*** Excerpted data Section Begins ***

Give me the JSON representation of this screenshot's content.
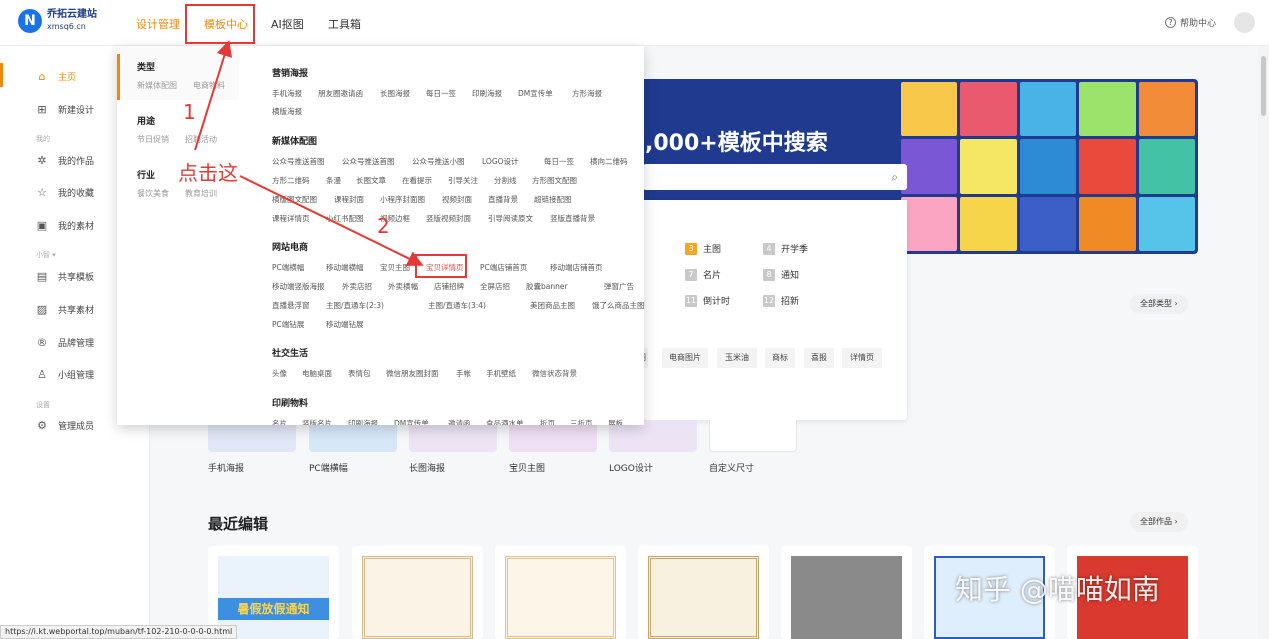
{
  "brand": {
    "name": "乔拓云建站",
    "domain": "xmsq6.cn"
  },
  "nav": {
    "items": [
      "设计管理",
      "模板中心",
      "AI抠图",
      "工具箱"
    ],
    "help": "帮助中心"
  },
  "sidebar": {
    "home": "主页",
    "new_design": "新建设计",
    "group_mine": "我的",
    "my_works": "我的作品",
    "my_favorites": "我的收藏",
    "my_assets": "我的素材",
    "group_team": "小智 ▾",
    "shared_templates": "共享模板",
    "shared_assets": "共享素材",
    "brand_mgmt": "品牌管理",
    "team_mgmt": "小组管理",
    "group_settings": "设置",
    "members": "管理成员"
  },
  "banner": {
    "title": ",000+模板中搜索"
  },
  "type_panel": {
    "tags": [
      {
        "num": "3",
        "label": "主图"
      },
      {
        "num": "4",
        "label": "开学季"
      },
      {
        "num": "7",
        "label": "名片"
      },
      {
        "num": "8",
        "label": "通知"
      },
      {
        "num": "11",
        "label": "倒计时"
      },
      {
        "num": "12",
        "label": "招新"
      }
    ]
  },
  "mini_tags": [
    "图",
    "电商图片",
    "玉米油",
    "商标",
    "喜报",
    "详情页"
  ],
  "all_types": "全部类型 ›",
  "cards": [
    "手机海报",
    "PC端横幅",
    "长图海报",
    "宝贝主图",
    "LOGO设计",
    "自定义尺寸"
  ],
  "recent": {
    "title": "最近编辑",
    "all": "全部作品 ›",
    "item1_text": "暑假放假通知"
  },
  "status_url": "https://i.kt.webportal.top/muban/tf-102-210-0-0-0-0.html",
  "mega": {
    "left": {
      "type_head": "类型",
      "type_sub": [
        "新媒体配图",
        "电商物料"
      ],
      "use_head": "用途",
      "use_sub": [
        "节日促销",
        "招聘活动"
      ],
      "industry_head": "行业",
      "industry_sub": [
        "餐饮美食",
        "教育培训"
      ]
    },
    "sections": {
      "marketing": "营销海报",
      "marketing_links": [
        "手机海报",
        "朋友圈邀请函",
        "长图海报",
        "每日一签",
        "印刷海报",
        "DM宣传单",
        "方形海报",
        "横版海报"
      ],
      "newmedia": "新媒体配图",
      "newmedia_links": [
        "公众号推送首图",
        "公众号推送首图",
        "公众号推送小图",
        "LOGO设计",
        "每日一签",
        "横向二维码",
        "方形二维码",
        "条漫",
        "长图文章",
        "在看提示",
        "引导关注",
        "分割线",
        "方形图文配图",
        "横版图文配图",
        "课程封面",
        "小程序封面图",
        "视频封面",
        "直播背景",
        "超链接配图",
        "课程详情页",
        "小红书配图",
        "视频边框",
        "竖版视频封面",
        "引导阅读原文",
        "竖版直播背景"
      ],
      "ecommerce": "网站电商",
      "ecommerce_links": [
        "PC端横幅",
        "移动端横幅",
        "宝贝主图",
        "宝贝详情页",
        "PC端店铺首页",
        "移动端店铺首页",
        "移动端竖版海报",
        "外卖店招",
        "外卖横幅",
        "店铺招牌",
        "全屏店招",
        "胶囊banner",
        "弹窗广告",
        "直播悬浮窗",
        "主图/直通车(2:3)",
        "主图/直通车(3:4)",
        "美团商品主图",
        "饿了么商品主图",
        "PC端钻展",
        "移动端钻展"
      ],
      "social": "社交生活",
      "social_links": [
        "头像",
        "电脑桌面",
        "表情包",
        "微信朋友圈封面",
        "手帐",
        "手机壁纸",
        "微信状态背景"
      ],
      "print": "印刷物料",
      "print_links": [
        "名片",
        "竖版名片",
        "印刷海报",
        "DM宣传单",
        "邀请函",
        "食品酒水单",
        "折页",
        "三折页",
        "展板"
      ]
    }
  },
  "annotations": {
    "one": "1",
    "two": "2",
    "click_here": "点击这"
  },
  "watermark": "知乎 @喵喵如南",
  "colors": {
    "accent": "#f0880a",
    "annotation": "#e53935",
    "banner": "#1f3a8e"
  }
}
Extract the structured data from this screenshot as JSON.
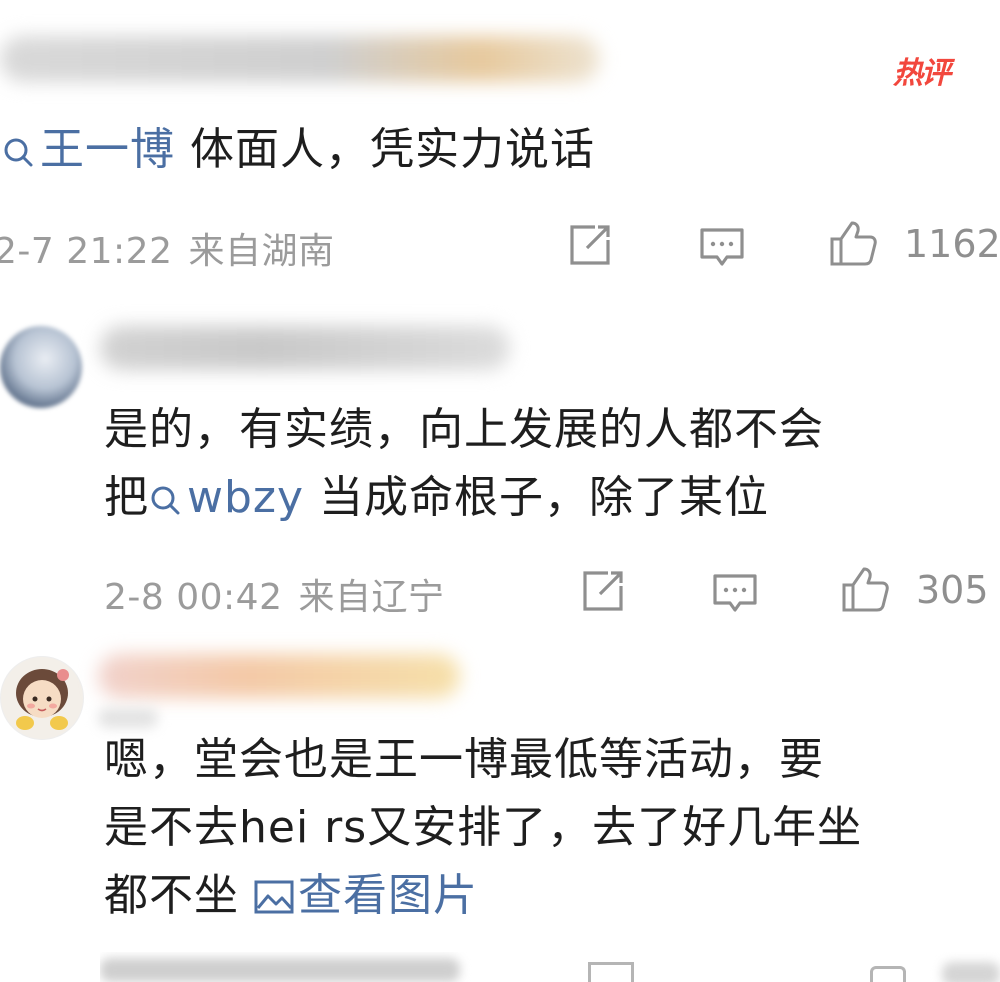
{
  "badge": {
    "hot_label": "热评"
  },
  "comments": [
    {
      "text_lines": [
        {
          "topic": "王一博",
          "rest": " 体面人，凭实力说话"
        }
      ],
      "time": "2-7 21:22",
      "location": "来自湖南",
      "likes": "1162"
    },
    {
      "text_lines": [
        {
          "plain": "是的，有实绩，向上发展的人都不会"
        },
        {
          "prefix": "把",
          "topic": "wbzy",
          "rest": " 当成命根子，除了某位"
        }
      ],
      "time": "2-8 00:42",
      "location": "来自辽宁",
      "likes": "305"
    },
    {
      "text_lines": [
        {
          "plain": "嗯，堂会也是王一博最低等活动，要"
        },
        {
          "plain": "是不去hei rs又安排了，去了好几年坐"
        },
        {
          "plain": "都不坐",
          "link": "查看图片"
        }
      ]
    }
  ],
  "colors": {
    "accent_link": "#4b6fa3",
    "hot_badge": "#f2473d",
    "meta_gray": "#9b9b9b"
  },
  "icons": [
    "search-icon",
    "share-icon",
    "comment-icon",
    "like-icon",
    "image-icon"
  ]
}
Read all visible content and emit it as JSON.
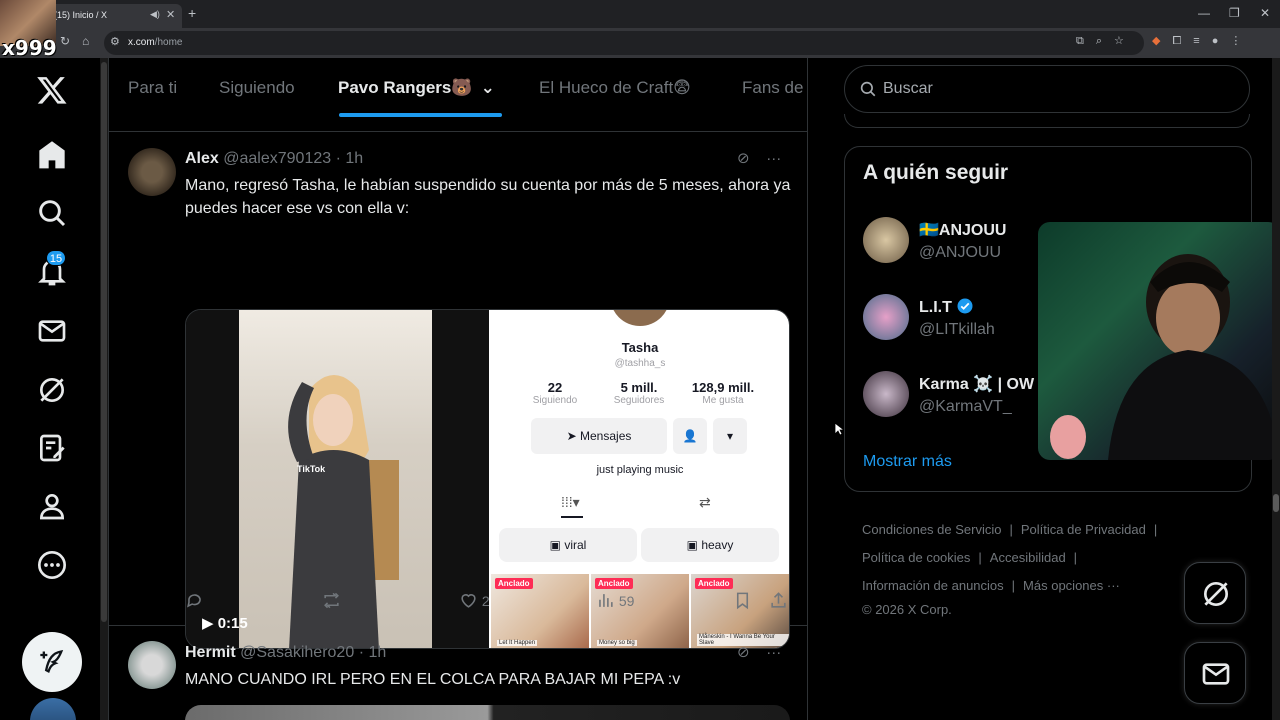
{
  "browser": {
    "tab_title": "(15) Inicio / X",
    "url_host": "x.com",
    "url_path": "/home"
  },
  "overlay": {
    "streamer_tag": "x999"
  },
  "nav": {
    "notifications_count": "15",
    "items": [
      "x-logo-icon",
      "home-icon",
      "search-icon",
      "bell-icon",
      "mail-icon",
      "grok-icon",
      "lists-icon",
      "profile-icon",
      "more-icon"
    ]
  },
  "feed_tabs": [
    {
      "label": "Para ti"
    },
    {
      "label": "Siguiendo"
    },
    {
      "label": "Pavo Rangers🐻"
    },
    {
      "label": "El Hueco de Craft😨"
    },
    {
      "label": "Fans de"
    }
  ],
  "tweets": [
    {
      "name": "Alex",
      "handle": "@aalex790123",
      "dot": "·",
      "time": "1h",
      "text": "Mano, regresó  Tasha, le habían suspendido su cuenta por más de 5 meses, ahora ya puedes hacer ese vs con ella v:",
      "video_duration": "0:15",
      "tiktok_label": "TikTok",
      "profile": {
        "name": "Tasha",
        "username": "@tashha_s",
        "stats": [
          {
            "value": "22",
            "label": "Siguiendo"
          },
          {
            "value": "5 mill.",
            "label": "Seguidores"
          },
          {
            "value": "128,9 mill.",
            "label": "Me gusta"
          }
        ],
        "message_button": "Mensajes",
        "bio": "just playing music",
        "chips": [
          "viral",
          "heavy"
        ],
        "pinned_label": "Anclado",
        "thumb_captions": [
          "Let It Happen",
          "Money so big",
          "Måneskin - I Wanna Be Your Slave"
        ]
      },
      "replies": "",
      "reposts": "",
      "likes": "2",
      "views": "59"
    },
    {
      "name": "Hermit",
      "handle": "@Sasakihero20",
      "dot": "·",
      "time": "1h",
      "text": "MANO CUANDO IRL PERO EN EL COLCA PARA BAJAR MI PEPA :v"
    }
  ],
  "right": {
    "search_placeholder": "Buscar",
    "who_to_follow_title": "A quién seguir",
    "accounts": [
      {
        "name": "🇸🇪ANJOUU",
        "handle": "@ANJOUU",
        "verified": false
      },
      {
        "name": "L.I.T",
        "handle": "@LITkillah",
        "verified": true
      },
      {
        "name": "Karma ☠️ | OW",
        "handle": "@KarmaVT_",
        "verified": false
      }
    ],
    "show_more": "Mostrar más",
    "footer_links": [
      "Condiciones de Servicio",
      "Política de Privacidad",
      "Política de cookies",
      "Accesibilidad",
      "Información de anuncios",
      "Más opciones ···"
    ],
    "copyright": "© 2026 X Corp.",
    "separator": "|"
  },
  "colors": {
    "accent": "#1d9bf0",
    "bg": "#000000",
    "border": "#2f3336",
    "muted": "#71767b",
    "tiktok_pink": "#fe2c55"
  }
}
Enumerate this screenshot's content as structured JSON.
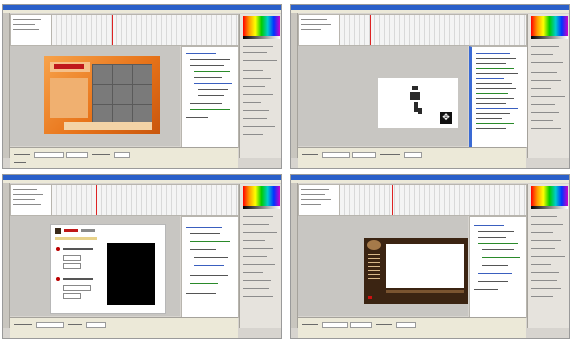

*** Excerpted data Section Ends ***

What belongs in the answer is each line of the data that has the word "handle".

* _Exercise answer_:
      "handle": "@aalex790123",
      "handle": "@Sasakihero20",
        "handle": "@ANJOUU",
        "handle": "@LITkillah",
        "handle": "@KarmaVT_",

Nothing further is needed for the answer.